Although an FIH advisory panel might be maintained by scientific funders, the presentations compiled by drug companies often contain commercially sensitive information, which regulatory authorities have greater capacities for protecting. The logical home for such a review mechanism would thus be within an authority such as the FDA (in the United States), the EMA (in the European Union) or the Pharmaceuticals and Medical Devices Agency (in Japan).

Third, the appraisal of clinical promise should be rigorous and structured (see ‘Three questions to assess clinical promise’). It should encourage reviewers to consider a broader evidence base, as well as whether positive effects in preclinical studies might reflect chance or bias8. The International Society of Stem Cell Research (whose ethics committee one of us, J.K., serves on) has articulated a similar set of structured recommendations for cell-based interventions9.


Critics of our proposal might raise several objections. First, it requires investments in new regulatory infrastructures. However, central review systems might actually diminish costs and investigator burden10. Another objection is that it could increase the costs and time for drug development. We believe that these would be partly offset by a more sound basis for late-stage trials, for which the expense of clinical failures is greater.

Critics also object that FIH advisory panels could stop truly promising drug candidates from being tested. However, we are not arguing that the preclinical evidence must be strong, rather that it be examined critically to inform ethical judgement. For diseases in which robust preclinical evidence is impossible — for instance, where animal models are clearly inadequate as in many neurodegenerative disorders — a limited suggestion of clinical promise might be enough to justify trials for a relatively benign drug candidate aimed at a great unmet medical need.

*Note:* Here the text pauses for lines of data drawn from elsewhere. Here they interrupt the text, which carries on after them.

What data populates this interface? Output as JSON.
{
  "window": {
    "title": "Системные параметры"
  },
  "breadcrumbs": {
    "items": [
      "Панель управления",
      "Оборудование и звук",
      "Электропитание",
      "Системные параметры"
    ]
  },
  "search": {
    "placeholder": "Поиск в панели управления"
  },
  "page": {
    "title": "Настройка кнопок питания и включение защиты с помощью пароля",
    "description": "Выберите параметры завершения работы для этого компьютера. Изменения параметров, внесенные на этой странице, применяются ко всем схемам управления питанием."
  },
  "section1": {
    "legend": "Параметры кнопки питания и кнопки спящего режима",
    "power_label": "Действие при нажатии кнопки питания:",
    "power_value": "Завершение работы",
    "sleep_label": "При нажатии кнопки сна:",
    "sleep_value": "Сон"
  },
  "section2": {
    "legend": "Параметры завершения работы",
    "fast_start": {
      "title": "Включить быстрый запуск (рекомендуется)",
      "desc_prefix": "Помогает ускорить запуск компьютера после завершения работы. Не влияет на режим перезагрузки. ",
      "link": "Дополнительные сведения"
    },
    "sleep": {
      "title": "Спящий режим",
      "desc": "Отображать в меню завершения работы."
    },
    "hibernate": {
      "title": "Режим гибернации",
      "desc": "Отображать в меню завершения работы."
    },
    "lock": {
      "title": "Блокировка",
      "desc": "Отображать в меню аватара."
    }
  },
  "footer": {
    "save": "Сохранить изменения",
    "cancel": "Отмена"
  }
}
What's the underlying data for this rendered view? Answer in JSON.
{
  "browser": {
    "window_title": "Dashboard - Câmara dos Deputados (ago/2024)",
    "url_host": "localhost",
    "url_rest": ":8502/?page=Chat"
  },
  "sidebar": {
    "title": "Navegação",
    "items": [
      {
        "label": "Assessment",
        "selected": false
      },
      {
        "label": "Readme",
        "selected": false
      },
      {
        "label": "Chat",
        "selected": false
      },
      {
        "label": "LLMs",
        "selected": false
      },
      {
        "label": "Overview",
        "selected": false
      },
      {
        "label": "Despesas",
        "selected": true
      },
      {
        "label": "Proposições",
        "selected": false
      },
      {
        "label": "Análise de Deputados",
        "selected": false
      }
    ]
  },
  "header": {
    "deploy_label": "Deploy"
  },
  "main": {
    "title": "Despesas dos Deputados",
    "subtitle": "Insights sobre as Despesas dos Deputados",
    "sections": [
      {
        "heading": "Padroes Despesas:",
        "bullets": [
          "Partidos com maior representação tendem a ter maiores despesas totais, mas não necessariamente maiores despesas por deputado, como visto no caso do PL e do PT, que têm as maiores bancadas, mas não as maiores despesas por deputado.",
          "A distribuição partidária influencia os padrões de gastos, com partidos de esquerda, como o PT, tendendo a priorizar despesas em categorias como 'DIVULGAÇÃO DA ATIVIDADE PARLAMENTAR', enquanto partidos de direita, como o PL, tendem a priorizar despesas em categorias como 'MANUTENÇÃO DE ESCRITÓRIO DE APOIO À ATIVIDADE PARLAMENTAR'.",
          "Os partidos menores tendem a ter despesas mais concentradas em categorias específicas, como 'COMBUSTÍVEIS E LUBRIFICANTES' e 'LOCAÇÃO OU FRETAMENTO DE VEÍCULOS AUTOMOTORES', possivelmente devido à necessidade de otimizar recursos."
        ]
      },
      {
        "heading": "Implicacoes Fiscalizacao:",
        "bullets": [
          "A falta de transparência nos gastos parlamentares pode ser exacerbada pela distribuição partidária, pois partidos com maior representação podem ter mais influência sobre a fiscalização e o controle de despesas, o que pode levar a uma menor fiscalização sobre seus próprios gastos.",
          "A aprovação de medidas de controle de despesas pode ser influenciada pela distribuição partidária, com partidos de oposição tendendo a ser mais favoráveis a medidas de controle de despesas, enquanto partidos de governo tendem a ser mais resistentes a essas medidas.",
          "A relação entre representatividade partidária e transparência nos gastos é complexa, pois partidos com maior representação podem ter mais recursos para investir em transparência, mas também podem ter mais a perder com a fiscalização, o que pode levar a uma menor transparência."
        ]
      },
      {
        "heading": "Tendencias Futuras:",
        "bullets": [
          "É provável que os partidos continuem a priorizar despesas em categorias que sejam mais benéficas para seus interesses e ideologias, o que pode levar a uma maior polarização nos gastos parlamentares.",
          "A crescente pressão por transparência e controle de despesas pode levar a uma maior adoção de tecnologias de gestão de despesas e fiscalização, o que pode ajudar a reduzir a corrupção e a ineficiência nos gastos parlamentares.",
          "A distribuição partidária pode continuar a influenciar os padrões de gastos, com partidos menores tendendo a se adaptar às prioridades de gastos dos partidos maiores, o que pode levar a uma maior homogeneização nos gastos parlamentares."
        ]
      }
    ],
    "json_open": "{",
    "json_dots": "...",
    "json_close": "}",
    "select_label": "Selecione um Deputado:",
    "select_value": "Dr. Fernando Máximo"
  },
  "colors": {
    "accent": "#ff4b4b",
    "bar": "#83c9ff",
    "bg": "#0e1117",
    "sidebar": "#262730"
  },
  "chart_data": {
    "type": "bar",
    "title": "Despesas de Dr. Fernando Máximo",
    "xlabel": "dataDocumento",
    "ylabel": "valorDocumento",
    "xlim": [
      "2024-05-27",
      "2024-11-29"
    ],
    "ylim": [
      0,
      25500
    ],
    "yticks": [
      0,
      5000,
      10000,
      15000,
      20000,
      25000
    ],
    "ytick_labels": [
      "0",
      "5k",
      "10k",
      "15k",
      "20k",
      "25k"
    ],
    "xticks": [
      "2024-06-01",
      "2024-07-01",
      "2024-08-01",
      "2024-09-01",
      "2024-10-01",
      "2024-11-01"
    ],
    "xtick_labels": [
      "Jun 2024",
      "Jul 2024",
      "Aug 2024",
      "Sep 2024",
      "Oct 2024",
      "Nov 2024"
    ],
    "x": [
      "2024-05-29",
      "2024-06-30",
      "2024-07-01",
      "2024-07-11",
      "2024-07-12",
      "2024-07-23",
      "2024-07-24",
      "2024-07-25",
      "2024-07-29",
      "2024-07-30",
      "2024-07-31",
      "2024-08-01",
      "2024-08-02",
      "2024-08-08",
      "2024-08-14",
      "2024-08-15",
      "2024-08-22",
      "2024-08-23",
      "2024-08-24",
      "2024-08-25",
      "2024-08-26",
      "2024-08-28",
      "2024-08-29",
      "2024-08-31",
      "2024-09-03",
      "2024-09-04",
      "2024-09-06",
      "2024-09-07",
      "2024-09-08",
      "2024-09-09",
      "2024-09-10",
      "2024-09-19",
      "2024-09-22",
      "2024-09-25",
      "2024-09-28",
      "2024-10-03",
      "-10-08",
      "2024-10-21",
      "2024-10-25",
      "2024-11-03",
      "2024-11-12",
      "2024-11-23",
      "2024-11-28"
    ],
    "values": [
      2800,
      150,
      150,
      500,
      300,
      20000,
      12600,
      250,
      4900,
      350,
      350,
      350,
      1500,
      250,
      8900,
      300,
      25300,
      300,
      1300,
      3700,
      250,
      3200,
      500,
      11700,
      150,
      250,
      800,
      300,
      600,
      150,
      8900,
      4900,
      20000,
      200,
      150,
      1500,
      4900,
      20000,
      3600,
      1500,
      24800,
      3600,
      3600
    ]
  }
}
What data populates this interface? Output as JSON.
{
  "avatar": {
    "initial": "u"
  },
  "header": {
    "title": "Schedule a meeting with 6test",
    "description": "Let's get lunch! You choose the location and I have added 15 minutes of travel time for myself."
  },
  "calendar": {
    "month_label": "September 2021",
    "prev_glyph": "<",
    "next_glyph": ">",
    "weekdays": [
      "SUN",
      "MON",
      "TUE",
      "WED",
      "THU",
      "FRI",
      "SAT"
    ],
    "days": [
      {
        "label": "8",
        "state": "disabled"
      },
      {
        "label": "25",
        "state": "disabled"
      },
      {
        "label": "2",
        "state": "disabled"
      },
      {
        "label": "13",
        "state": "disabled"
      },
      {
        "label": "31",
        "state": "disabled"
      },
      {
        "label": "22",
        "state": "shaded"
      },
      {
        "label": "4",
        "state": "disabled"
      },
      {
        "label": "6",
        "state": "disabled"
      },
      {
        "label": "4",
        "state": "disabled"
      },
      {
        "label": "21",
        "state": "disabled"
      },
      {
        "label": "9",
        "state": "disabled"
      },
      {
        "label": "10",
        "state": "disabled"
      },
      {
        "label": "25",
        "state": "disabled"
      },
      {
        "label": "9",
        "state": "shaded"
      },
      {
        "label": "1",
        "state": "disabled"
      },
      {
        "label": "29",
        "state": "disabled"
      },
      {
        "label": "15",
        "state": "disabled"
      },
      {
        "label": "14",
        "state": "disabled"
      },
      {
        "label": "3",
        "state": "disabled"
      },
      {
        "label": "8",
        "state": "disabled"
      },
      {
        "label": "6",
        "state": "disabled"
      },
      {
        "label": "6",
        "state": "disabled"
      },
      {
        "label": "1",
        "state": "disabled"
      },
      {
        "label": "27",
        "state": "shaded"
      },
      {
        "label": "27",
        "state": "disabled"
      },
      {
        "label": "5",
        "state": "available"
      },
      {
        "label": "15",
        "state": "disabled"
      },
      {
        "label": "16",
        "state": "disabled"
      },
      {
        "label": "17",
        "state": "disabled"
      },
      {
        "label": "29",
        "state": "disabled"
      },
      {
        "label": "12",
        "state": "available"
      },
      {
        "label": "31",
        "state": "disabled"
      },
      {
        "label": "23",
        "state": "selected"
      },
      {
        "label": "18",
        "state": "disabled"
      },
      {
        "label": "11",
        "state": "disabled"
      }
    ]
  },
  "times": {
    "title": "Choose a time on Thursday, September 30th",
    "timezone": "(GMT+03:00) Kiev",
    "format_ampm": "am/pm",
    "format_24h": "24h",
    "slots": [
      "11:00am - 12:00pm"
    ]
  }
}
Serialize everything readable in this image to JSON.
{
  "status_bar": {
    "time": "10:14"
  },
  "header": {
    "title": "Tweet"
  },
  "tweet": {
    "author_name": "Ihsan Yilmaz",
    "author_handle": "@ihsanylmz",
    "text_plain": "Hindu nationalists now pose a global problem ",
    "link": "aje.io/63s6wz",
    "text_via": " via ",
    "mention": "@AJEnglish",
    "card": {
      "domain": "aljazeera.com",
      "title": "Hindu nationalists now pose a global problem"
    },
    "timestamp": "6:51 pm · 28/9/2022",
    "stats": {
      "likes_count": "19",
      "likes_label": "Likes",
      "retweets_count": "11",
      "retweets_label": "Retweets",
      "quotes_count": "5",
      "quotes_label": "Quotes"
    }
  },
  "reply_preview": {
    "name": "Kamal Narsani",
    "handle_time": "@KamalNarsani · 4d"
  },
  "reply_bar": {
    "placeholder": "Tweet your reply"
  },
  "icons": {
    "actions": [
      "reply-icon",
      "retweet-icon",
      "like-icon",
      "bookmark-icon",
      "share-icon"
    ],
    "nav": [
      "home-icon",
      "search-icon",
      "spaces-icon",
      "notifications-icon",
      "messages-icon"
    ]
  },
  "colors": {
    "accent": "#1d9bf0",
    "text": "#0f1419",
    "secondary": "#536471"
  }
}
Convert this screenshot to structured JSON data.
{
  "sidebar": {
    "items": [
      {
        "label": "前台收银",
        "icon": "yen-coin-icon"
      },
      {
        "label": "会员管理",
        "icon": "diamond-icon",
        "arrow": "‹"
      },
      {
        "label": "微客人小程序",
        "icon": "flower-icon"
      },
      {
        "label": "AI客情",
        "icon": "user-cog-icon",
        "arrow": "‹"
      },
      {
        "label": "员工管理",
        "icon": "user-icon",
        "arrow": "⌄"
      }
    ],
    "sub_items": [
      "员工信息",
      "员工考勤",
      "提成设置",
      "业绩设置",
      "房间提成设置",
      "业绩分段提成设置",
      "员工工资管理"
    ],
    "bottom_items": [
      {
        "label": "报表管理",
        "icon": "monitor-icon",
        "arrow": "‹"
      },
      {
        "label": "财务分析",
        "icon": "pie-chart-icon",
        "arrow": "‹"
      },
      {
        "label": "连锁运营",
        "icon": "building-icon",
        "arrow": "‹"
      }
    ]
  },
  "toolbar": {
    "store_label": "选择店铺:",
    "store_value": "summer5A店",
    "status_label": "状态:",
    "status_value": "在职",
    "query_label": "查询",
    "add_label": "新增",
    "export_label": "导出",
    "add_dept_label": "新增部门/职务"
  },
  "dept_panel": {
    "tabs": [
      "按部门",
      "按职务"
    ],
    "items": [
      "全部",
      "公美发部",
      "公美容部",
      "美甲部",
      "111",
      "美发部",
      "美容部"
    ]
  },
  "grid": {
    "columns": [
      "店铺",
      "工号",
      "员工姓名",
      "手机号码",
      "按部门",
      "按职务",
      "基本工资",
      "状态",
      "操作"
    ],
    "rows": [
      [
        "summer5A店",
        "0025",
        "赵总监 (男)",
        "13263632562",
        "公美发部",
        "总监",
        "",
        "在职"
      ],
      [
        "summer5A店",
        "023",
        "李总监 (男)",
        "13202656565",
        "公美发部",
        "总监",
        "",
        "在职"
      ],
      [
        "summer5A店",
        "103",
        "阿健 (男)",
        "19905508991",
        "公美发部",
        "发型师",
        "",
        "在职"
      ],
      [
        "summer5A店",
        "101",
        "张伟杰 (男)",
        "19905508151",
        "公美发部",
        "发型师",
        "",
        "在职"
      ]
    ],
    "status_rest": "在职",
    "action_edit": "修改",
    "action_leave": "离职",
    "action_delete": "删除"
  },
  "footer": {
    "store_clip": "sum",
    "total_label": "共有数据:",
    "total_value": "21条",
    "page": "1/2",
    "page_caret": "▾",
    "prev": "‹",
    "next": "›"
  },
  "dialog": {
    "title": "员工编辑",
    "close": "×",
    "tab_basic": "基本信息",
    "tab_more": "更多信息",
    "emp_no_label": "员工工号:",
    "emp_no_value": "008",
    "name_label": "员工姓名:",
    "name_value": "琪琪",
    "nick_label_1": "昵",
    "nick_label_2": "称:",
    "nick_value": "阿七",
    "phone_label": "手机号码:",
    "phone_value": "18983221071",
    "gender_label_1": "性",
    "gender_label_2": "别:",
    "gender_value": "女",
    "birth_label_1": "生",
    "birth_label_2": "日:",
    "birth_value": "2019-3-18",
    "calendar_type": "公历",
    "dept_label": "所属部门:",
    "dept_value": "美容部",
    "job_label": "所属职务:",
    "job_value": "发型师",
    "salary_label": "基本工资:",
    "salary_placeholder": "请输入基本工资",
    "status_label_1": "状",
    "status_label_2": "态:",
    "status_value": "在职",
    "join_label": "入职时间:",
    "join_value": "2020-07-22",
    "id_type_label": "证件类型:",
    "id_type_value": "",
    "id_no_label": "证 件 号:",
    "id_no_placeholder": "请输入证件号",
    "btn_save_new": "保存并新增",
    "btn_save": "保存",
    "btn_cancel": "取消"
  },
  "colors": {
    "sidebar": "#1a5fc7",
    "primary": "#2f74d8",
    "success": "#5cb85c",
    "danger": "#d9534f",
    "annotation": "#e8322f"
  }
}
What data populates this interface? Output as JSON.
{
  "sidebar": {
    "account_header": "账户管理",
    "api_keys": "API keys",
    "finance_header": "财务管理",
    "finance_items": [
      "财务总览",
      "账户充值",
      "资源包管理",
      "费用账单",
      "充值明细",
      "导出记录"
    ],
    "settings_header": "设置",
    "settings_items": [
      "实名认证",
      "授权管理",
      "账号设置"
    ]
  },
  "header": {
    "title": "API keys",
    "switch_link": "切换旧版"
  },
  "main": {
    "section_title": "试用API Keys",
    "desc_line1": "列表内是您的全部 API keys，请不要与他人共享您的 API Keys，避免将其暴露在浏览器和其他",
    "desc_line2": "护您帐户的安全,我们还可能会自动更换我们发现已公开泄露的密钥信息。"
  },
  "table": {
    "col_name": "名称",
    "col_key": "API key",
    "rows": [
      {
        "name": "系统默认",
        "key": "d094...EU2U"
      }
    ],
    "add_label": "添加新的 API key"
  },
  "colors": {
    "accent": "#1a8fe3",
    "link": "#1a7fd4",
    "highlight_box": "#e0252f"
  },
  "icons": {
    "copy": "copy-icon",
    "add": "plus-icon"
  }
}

Several steps can be taken quickly. One would be to convene a National Academy of Sciences panel to advise on how best to harness preclinical evidence to evaluate clinical potential. This could set priorities on what evaluations are most needed and examine how more-rigorous review of preclinical evidence could best be absorbed into existing oversight structures.

Another step would be to encourage university ethics boards to appoint ad hoc members with relevant medical expertise to summarize and evaluate proposed early phase trials. More ambitiously, funders could create boards to offer counsel on tricky issues at the intersection of animal research and human trials. These would function much like the Recombinant DNA Advisory Committee, but focus on treatments that are risky or that have mechanisms of action that have never been tested.

We must abandon the fiction that current oversight systems are adequate to protect volunteers in first-in-human trials or to steward scientific efforts.